Extracted data entries:
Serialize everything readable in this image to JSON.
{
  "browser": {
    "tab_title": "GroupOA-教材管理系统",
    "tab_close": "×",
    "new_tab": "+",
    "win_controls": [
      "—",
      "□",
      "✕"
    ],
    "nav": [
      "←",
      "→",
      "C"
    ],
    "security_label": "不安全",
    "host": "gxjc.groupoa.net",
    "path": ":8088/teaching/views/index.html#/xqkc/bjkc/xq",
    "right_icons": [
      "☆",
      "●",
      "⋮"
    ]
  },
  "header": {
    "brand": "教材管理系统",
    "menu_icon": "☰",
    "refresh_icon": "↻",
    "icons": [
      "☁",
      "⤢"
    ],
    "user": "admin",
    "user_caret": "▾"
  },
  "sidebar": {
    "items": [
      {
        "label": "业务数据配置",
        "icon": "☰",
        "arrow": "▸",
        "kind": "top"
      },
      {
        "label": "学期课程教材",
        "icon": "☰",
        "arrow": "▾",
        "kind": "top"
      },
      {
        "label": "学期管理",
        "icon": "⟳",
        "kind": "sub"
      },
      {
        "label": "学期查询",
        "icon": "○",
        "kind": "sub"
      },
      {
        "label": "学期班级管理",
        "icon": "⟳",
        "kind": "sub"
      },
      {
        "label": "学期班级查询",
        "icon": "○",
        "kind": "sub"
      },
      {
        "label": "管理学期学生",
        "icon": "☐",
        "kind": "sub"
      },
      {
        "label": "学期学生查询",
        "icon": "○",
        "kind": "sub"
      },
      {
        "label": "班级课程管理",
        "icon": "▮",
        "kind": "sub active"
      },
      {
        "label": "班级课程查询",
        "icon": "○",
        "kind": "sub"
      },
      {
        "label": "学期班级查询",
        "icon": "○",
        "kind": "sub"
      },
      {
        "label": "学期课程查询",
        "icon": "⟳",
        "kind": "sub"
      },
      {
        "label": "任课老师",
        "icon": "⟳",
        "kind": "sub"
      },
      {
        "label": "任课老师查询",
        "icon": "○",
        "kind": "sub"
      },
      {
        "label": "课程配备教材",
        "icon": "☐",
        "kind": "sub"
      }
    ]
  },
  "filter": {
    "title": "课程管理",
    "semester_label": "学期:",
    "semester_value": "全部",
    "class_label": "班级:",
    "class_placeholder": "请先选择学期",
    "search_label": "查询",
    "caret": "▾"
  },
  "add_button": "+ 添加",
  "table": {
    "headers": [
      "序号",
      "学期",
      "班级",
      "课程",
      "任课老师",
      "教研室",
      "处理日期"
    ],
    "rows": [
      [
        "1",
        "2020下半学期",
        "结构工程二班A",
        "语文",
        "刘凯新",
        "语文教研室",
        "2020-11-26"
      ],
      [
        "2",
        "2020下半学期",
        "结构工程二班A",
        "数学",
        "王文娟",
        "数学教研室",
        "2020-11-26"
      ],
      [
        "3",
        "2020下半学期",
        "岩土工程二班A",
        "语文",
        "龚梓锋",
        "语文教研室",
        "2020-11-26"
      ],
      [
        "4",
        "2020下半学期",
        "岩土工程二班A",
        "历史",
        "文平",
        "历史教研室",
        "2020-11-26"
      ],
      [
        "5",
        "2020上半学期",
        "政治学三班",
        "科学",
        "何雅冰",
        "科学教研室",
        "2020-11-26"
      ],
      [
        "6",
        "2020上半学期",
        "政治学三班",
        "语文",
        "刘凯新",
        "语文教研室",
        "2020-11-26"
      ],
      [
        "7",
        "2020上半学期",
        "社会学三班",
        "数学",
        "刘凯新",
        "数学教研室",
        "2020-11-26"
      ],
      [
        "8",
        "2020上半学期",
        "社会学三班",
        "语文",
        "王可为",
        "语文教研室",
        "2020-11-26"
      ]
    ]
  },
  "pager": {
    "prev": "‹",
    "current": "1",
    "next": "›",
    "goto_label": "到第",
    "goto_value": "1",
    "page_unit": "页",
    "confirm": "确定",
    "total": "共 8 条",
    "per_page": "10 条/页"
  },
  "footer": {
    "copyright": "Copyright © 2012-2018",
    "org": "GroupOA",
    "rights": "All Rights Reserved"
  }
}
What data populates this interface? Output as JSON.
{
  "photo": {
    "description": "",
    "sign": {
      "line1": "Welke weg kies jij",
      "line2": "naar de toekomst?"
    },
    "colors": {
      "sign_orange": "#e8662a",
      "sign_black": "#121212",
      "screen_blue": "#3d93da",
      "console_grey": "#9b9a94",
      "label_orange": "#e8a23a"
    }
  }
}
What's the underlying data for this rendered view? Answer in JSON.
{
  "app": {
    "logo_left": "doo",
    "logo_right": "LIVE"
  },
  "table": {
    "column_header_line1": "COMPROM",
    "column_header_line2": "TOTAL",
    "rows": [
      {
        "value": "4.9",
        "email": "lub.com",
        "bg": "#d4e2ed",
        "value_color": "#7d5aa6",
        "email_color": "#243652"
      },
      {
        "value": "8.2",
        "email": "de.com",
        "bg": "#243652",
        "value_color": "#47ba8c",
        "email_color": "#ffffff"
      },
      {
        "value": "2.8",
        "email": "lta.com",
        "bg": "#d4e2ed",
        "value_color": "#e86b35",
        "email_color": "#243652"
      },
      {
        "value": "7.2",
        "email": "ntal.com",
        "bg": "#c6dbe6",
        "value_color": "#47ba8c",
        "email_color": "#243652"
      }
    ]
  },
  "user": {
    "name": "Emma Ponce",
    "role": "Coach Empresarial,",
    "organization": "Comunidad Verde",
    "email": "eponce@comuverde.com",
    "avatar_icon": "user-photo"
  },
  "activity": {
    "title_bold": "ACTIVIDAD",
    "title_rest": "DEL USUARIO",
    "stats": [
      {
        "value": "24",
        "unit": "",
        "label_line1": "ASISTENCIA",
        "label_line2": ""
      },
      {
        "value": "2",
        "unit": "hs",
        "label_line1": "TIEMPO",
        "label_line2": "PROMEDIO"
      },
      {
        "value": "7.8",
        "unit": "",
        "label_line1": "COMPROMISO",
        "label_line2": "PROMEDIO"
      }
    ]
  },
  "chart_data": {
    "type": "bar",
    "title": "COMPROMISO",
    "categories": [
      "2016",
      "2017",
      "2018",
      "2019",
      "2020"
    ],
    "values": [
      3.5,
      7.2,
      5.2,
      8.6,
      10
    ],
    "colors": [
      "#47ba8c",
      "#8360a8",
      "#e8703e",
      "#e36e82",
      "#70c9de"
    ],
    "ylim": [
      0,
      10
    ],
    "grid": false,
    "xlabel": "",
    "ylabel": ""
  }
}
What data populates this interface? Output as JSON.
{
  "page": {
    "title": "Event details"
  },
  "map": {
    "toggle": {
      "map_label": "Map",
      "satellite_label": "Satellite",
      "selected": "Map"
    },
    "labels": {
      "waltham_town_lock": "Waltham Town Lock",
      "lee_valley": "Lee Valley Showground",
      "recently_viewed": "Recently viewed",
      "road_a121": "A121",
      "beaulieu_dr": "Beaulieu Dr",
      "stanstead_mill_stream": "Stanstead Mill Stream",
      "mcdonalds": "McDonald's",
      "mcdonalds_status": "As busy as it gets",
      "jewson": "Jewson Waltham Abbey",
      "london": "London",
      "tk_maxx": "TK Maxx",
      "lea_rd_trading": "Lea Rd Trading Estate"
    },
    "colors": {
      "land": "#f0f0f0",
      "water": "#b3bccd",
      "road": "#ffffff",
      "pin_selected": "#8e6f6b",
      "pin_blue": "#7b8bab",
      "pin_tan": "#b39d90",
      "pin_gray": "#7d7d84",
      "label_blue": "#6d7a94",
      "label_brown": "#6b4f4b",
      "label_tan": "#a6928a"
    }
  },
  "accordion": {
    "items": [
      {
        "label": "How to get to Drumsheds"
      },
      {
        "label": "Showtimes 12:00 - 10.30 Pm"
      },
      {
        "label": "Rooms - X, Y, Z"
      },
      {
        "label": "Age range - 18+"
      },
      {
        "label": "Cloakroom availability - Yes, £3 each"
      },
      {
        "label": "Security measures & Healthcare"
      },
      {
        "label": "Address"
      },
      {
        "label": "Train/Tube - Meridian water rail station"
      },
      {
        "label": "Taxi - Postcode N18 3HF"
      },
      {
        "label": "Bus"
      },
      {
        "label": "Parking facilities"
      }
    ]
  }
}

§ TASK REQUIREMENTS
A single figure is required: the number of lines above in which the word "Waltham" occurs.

§ TASK ANSWER
2